2.     Scalfi L, Coltorti A, Contaldo F. Postprandial thermogenesis in lean and obese subjects after meals supplemented with medium-chain and long-chain triglycerides. Am J Clin Nutr 1991 May;53(5):1130-3.

3.     Hainer V, Kunesova M, Stich V, Zak A, Parizkova J. The role of oils containing triacylglycerols and medium-chain fatty acids in the dietary treatment of obesity. The effect on resting energy expenditure and serum lipids. Cas Lek Cesk 1994 Jun 13;133(12):373-5.

4.     Flatt, J. P., Ravussin, E., Acheson, K. J. & Jequier, E. (1985) Effects of dietary fat on postprandial substrate oxidation and on carbohydrate and fat balances. J. Clin. Investig. 76:1019-1024.

5.     Stubbs, R. J. & Harbron, C. G. (1996) Covert manipulation of the ration of medium- to long-chain triglycerides in isoenergetically dense diets: effect on food intake in ad libitum feeding men. Int. J. Obes. 20:435-444. 

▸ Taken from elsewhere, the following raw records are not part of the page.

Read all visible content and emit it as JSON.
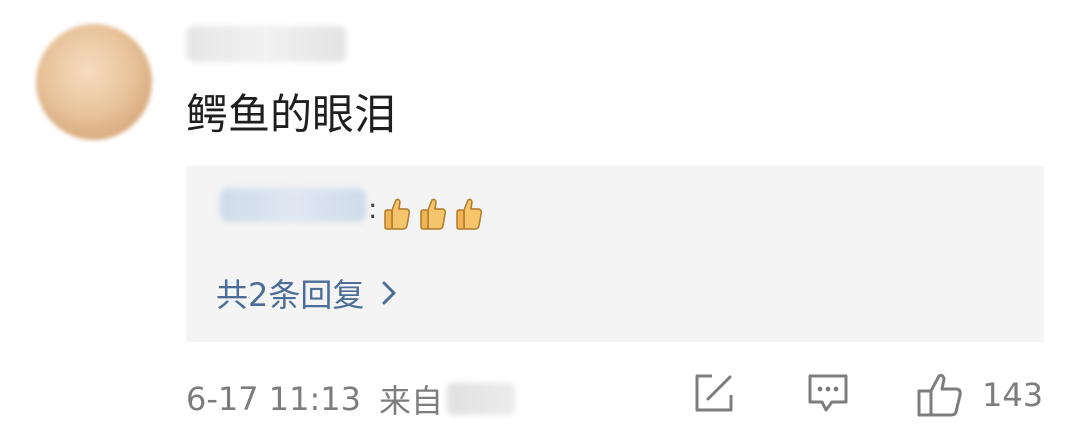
{
  "comment": {
    "text": "鳄鱼的眼泪",
    "timestamp": "6-17 11:13",
    "source_prefix": "来自"
  },
  "reply_preview": {
    "separator": ":",
    "emojis": [
      "thumbs-up",
      "thumbs-up",
      "thumbs-up"
    ],
    "count_label": "共2条回复"
  },
  "actions": {
    "like_count": "143"
  },
  "colors": {
    "link": "#4c6d98",
    "meta": "#7d7d7d",
    "reply_bg": "#f4f4f4"
  }
}
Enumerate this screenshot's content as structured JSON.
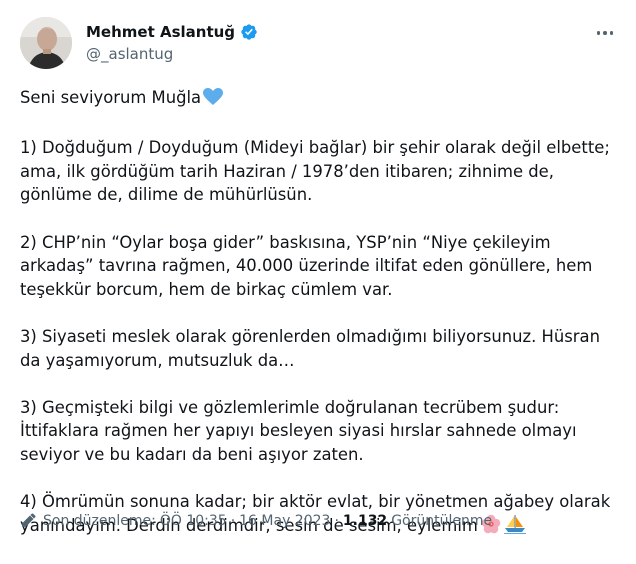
{
  "author": {
    "display_name": "Mehmet Aslantuğ",
    "handle": "@_aslantug",
    "verified": true,
    "verified_color": "#1d9bf0"
  },
  "icons": {
    "more": "more-horizontal-icon",
    "verified": "verified-badge-icon",
    "edit": "pencil-icon",
    "heart": "blue-heart-emoji",
    "flower": "hibiscus-emoji",
    "boat": "sailboat-emoji"
  },
  "tweet": {
    "intro": "Seni seviyorum Muğla",
    "paragraphs": [
      "1) Doğduğum / Doyduğum (Mideyi bağlar) bir şehir olarak değil elbette; ama, ilk gördüğüm tarih Haziran / 1978’den itibaren; zihnime de, gönlüme de, dilime de mühürlüsün.",
      "2) CHP’nin “Oylar boşa gider” baskısına, YSP’nin “Niye çekileyim arkadaş” tavrına rağmen, 40.000 üzerinde iltifat eden gönüllere, hem teşekkür borcum, hem de birkaç cümlem var.",
      "3) Siyaseti meslek olarak görenlerden olmadığımı biliyorsunuz. Hüsran da yaşamıyorum, mutsuzluk da…",
      "3) Geçmişteki bilgi ve gözlemlerimle doğrulanan tecrübem şudur: İttifaklara rağmen her yapıyı besleyen siyasi hırslar sahnede olmayı seviyor ve bu kadarı da beni aşıyor zaten.",
      "4) Ömrümün sonuna kadar; bir aktör evlat, bir yönetmen ağabey olarak yanındayım. Derdin derdimdir, sesin de sesim, eylemim"
    ]
  },
  "meta": {
    "edit_label": "Son düzenleme:",
    "time": "ÖÖ 10:35",
    "date": "16 May 2023",
    "separator": "·",
    "views_count": "1.132",
    "views_label": "Görüntülenme"
  }
}
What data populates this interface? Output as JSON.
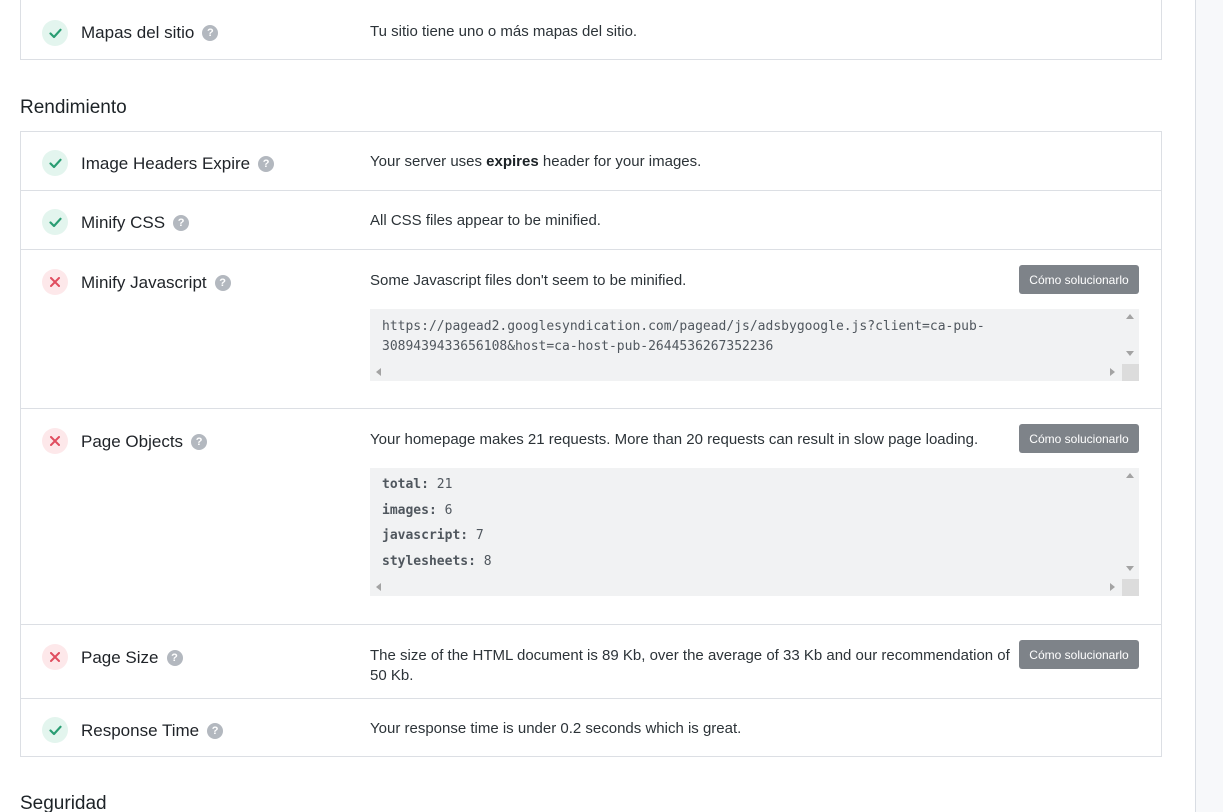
{
  "sitemaps": {
    "label": "Mapas del sitio",
    "status": "pass",
    "description": "Tu sitio tiene uno o más mapas del sitio."
  },
  "performance": {
    "title": "Rendimiento",
    "checks": [
      {
        "label": "Image Headers Expire",
        "status": "pass",
        "desc_before": "Your server uses ",
        "desc_bold": "expires",
        "desc_after": " header for your images."
      },
      {
        "label": "Minify CSS",
        "status": "pass",
        "description": "All CSS files appear to be minified."
      },
      {
        "label": "Minify Javascript",
        "status": "fail",
        "description": "Some Javascript files don't seem to be minified.",
        "fix_label": "Cómo solucionarlo",
        "code_lines": [
          "https://pagead2.googlesyndication.com/pagead/js/adsbygoogle.js?client=ca-pub-",
          "3089439433656108&host=ca-host-pub-2644536267352236"
        ]
      },
      {
        "label": "Page Objects",
        "status": "fail",
        "description": "Your homepage makes 21 requests. More than 20 requests can result in slow page loading.",
        "fix_label": "Cómo solucionarlo",
        "stats": [
          {
            "key": "total:",
            "value": "21"
          },
          {
            "key": "images:",
            "value": "6"
          },
          {
            "key": "javascript:",
            "value": "7"
          },
          {
            "key": "stylesheets:",
            "value": "8"
          }
        ]
      },
      {
        "label": "Page Size",
        "status": "fail",
        "description": "The size of the HTML document is 89 Kb, over the average of 33 Kb and our recommendation of 50 Kb.",
        "fix_label": "Cómo solucionarlo"
      },
      {
        "label": "Response Time",
        "status": "pass",
        "description": "Your response time is under 0.2 seconds which is great."
      }
    ]
  },
  "security": {
    "title": "Seguridad"
  },
  "help_glyph": "?",
  "icons": {
    "pass": "check-icon",
    "fail": "cross-icon",
    "help": "question-mark-icon"
  },
  "colors": {
    "pass_icon": "#2a9d73",
    "pass_bg": "#e3f5ee",
    "fail_icon": "#e04d5f",
    "fail_bg": "#fde8ea",
    "button_bg": "#7e8389"
  }
}
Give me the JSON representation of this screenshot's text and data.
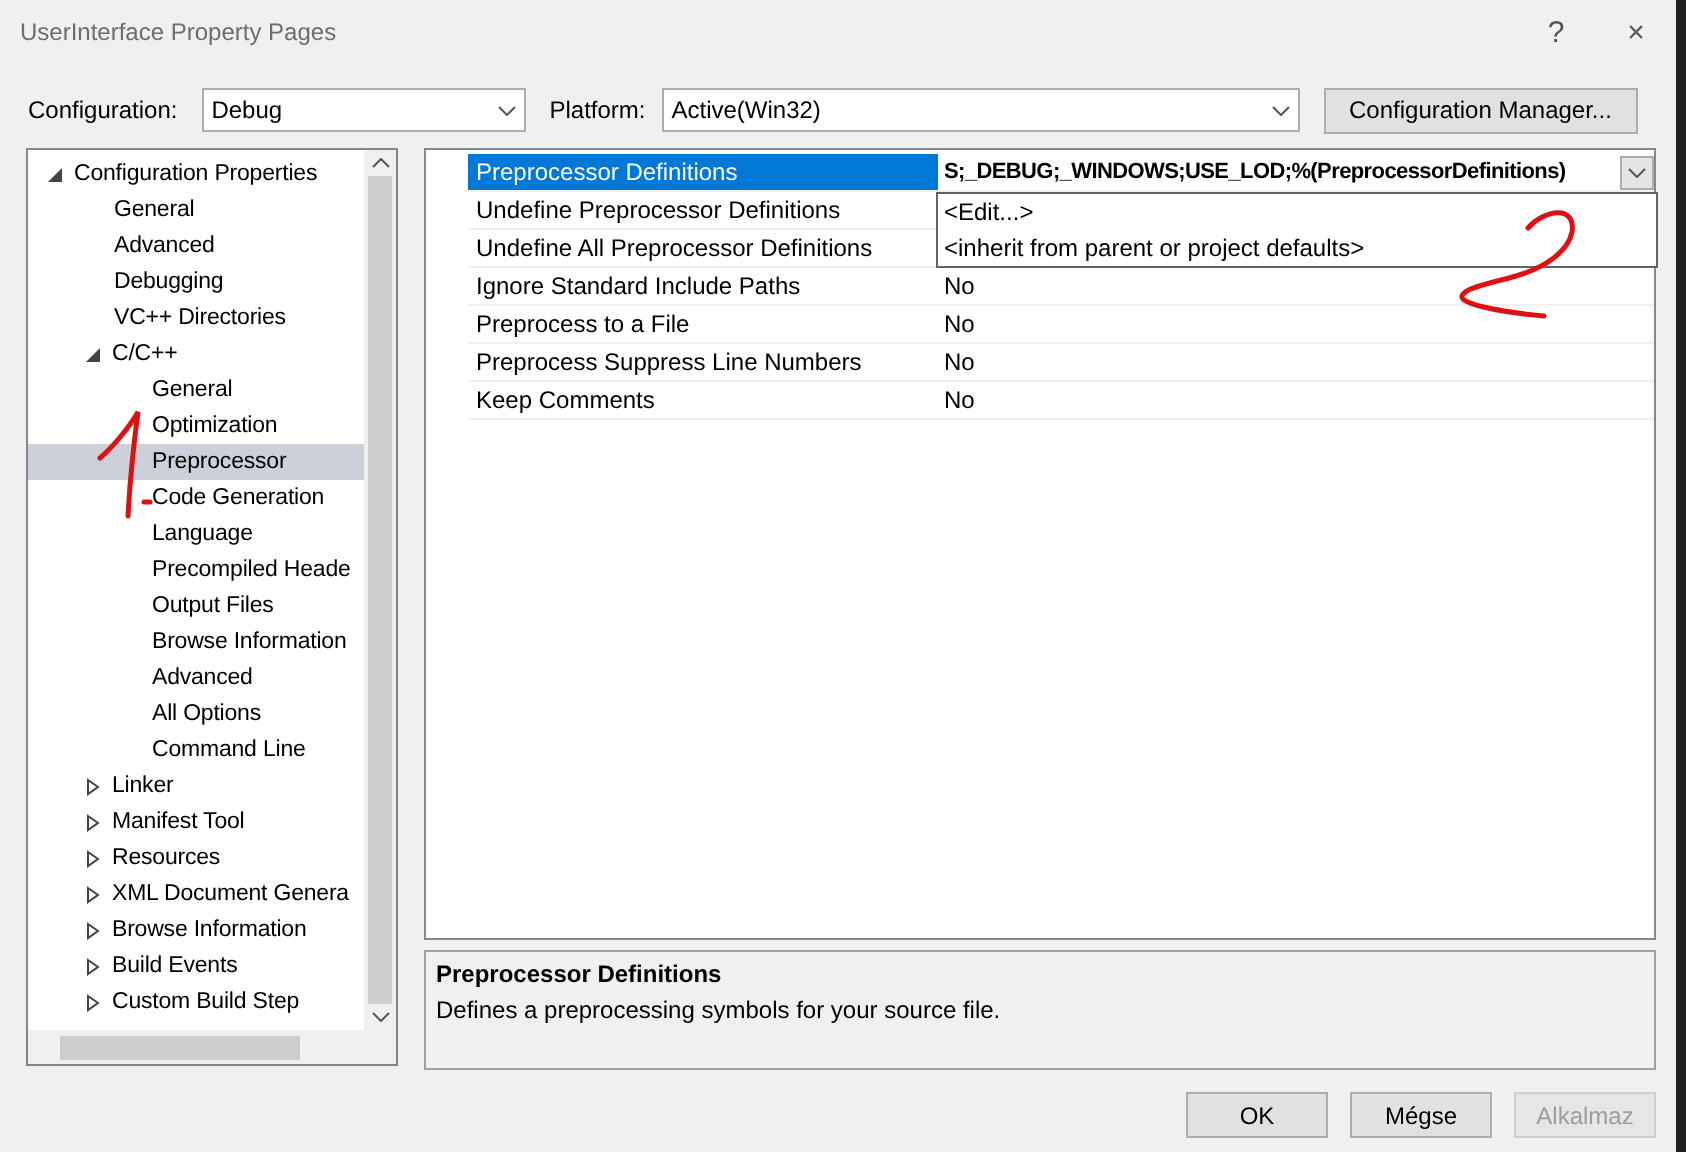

Disclaimer:  I am not a medical doctor, registered nurse, dietician or other healthcare provider. The information I have provided is based on my personal experience and thorough studies on the subject matter. The possible risks of using any nutritional supplement should always be discussed with your doctor. For more information, please see the full Disclaimer page.